The Jason Bates Clark Medal is usually awarded to economists studying rather traditional subjects—tax policy researchers and development experts, for example—but not the latest recipient, Matthew Gentzkow.
One of Gentzkow’s studies, with co-author Jesse Shapiro, examined political bias in the news media and concluded that reader demand, not newspaper owners, were driving political slant. Another looked at 300,000 high school students’ test scores, dating back decades, to conclude that watching television didn’t actually have a negative effect on intelligence.
“Ideological segregation online and offline,” also with Shapiro, studied whether internet media consumption is exacerbating America’s political divide, using internet browsing data. It concluded that the “echo chamber” effect of the internet isn’t actually that pervasive—online news consumers from the far right or left are just as likely to view mainstream media news as other internet users, although there is more segregation than among offline news consumers.
Gentzkow, 38, earned his masters and PhD in economics at Harvard University, but wasn’t an early entry into the field—he studied sociology as an undergraduate and started a theater company in Maine.
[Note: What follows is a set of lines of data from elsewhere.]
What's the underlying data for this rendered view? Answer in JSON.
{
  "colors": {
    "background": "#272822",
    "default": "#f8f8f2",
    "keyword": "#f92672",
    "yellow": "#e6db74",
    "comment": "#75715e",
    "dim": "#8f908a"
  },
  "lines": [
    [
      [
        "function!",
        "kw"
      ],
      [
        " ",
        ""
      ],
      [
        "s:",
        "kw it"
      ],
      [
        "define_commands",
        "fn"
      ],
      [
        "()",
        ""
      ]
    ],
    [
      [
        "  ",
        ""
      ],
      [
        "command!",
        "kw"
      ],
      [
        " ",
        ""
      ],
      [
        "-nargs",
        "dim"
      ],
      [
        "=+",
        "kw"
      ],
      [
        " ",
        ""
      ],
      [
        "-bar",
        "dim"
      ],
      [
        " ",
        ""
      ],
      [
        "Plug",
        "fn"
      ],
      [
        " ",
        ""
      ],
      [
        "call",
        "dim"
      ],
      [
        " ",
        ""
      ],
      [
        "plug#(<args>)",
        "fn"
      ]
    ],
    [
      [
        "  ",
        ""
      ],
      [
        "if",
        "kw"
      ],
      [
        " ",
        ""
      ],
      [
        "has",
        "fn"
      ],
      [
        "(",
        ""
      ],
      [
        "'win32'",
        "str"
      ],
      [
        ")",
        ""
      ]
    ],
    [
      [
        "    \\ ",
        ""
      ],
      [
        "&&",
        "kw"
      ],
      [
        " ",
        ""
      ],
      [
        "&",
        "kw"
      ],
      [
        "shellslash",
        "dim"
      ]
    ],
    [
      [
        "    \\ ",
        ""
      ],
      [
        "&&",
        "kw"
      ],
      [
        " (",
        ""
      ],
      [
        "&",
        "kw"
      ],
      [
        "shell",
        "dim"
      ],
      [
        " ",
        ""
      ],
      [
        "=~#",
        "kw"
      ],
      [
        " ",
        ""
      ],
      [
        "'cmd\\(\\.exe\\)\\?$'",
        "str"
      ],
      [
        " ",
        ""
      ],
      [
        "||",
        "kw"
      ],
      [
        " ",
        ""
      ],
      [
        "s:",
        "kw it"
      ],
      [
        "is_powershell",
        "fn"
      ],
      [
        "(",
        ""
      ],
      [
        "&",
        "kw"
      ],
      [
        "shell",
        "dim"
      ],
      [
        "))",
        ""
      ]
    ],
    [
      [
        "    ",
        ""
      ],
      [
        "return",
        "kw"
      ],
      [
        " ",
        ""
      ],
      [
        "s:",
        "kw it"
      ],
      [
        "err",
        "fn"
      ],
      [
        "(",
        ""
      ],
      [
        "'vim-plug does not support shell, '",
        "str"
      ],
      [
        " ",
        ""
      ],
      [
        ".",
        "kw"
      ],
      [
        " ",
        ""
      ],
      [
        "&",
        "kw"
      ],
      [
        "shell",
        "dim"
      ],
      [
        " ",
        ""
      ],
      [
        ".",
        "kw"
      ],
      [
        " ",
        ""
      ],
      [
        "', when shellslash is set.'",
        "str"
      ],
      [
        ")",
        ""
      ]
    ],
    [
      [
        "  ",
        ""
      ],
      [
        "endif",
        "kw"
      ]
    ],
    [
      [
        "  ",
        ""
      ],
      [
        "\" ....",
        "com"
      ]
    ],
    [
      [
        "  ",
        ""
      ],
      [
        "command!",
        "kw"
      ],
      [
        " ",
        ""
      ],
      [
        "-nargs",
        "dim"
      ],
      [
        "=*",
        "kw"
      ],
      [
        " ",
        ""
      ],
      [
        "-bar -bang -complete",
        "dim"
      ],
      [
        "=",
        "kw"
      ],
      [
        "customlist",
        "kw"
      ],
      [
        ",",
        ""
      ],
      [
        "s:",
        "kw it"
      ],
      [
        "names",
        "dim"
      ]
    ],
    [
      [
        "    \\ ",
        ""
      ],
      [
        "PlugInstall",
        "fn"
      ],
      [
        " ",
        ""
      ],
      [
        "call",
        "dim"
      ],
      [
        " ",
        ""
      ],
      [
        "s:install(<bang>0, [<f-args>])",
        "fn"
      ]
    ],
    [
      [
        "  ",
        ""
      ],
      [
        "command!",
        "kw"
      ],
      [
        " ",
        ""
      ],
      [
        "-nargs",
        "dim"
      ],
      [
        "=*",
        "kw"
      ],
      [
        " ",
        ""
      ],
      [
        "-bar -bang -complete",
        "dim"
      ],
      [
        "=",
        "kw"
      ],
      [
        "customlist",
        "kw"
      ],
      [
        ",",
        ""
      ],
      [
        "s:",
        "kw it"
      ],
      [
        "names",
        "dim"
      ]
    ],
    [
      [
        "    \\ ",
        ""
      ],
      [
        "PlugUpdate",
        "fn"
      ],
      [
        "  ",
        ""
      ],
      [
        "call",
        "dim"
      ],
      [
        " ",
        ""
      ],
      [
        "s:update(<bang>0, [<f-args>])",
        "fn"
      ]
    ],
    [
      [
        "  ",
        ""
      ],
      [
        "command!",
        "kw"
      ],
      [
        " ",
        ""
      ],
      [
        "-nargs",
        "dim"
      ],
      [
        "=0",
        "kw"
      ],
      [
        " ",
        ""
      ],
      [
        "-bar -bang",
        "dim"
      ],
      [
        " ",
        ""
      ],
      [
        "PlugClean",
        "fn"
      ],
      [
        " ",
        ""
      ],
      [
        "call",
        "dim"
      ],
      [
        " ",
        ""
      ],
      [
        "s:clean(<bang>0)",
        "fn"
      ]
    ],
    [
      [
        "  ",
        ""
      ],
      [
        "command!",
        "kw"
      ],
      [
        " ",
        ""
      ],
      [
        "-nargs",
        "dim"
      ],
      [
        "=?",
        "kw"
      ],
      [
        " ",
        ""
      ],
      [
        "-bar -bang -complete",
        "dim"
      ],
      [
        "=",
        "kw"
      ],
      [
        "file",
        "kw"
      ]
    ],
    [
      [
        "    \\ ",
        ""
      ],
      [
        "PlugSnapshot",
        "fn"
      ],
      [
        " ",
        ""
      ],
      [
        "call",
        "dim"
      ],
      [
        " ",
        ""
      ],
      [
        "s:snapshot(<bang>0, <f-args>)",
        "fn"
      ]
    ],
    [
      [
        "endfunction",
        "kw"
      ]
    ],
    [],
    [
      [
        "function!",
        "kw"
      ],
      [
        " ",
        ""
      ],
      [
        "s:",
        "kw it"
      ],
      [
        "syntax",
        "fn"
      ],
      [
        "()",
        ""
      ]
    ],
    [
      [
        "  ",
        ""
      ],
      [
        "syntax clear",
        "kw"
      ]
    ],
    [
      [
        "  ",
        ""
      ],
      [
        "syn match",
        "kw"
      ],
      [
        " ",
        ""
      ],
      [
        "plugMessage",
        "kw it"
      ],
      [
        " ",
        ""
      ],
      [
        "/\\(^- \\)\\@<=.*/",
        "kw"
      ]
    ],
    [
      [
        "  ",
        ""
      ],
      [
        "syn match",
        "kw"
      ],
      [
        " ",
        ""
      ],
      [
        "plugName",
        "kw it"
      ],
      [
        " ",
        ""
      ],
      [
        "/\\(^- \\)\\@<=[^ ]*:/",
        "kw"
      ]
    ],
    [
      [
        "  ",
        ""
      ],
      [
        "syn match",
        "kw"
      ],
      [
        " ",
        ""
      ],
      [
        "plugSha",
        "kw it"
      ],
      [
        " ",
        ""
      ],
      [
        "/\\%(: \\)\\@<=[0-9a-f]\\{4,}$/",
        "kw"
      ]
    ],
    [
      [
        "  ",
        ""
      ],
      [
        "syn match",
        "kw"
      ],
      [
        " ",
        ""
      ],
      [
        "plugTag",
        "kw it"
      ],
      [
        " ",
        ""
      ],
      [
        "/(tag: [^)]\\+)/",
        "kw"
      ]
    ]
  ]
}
In the past, media was not part of economic study, he told The New York Times, because the data and analysis methods the internet provides were not available. “This work would have been impossible 20 years ago,” he said. “The set of questions that can be answered using economic methods has exploded,” he said.